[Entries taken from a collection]
◆ ◆ ◆ ◆

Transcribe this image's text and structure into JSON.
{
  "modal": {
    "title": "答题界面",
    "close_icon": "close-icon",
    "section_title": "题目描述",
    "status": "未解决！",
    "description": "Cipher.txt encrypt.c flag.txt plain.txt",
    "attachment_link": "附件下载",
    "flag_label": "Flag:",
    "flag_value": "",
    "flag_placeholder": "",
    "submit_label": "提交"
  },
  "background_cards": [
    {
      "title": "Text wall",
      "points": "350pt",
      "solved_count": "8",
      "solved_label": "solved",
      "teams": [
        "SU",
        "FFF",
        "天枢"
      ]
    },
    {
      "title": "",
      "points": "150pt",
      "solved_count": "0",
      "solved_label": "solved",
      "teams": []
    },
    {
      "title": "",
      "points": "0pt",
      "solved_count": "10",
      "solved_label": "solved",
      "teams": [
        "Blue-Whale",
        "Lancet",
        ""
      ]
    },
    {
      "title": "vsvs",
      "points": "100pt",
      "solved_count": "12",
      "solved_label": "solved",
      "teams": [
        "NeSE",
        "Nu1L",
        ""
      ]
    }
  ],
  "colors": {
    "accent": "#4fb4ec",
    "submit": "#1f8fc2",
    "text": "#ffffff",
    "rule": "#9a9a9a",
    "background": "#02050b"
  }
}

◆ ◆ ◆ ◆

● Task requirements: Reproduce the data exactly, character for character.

● Exercise answer:
Transcribe this image's text and structure into JSON.
{
  "modal": {
    "title": "答题界面",
    "close_icon": "close-icon",
    "section_title": "题目描述",
    "status": "未解决！",
    "description": "Cipher.txt encrypt.c flag.txt plain.txt",
    "attachment_link": "附件下载",
    "flag_label": "Flag:",
    "flag_value": "",
    "flag_placeholder": "",
    "submit_label": "提交"
  },
  "background_cards": [
    {
      "title": "Text wall",
      "points": "350pt",
      "solved_count": "8",
      "solved_label": "solved",
      "teams": [
        "SU",
        "FFF",
        "天枢"
      ]
    },
    {
      "title": "",
      "points": "150pt",
      "solved_count": "0",
      "solved_label": "solved",
      "teams": []
    },
    {
      "title": "",
      "points": "0pt",
      "solved_count": "10",
      "solved_label": "solved",
      "teams": [
        "Blue-Whale",
        "Lancet",
        ""
      ]
    },
    {
      "title": "vsvs",
      "points": "100pt",
      "solved_count": "12",
      "solved_label": "solved",
      "teams": [
        "NeSE",
        "Nu1L",
        ""
      ]
    }
  ],
  "colors": {
    "accent": "#4fb4ec",
    "submit": "#1f8fc2",
    "text": "#ffffff",
    "rule": "#9a9a9a",
    "background": "#02050b"
  }
}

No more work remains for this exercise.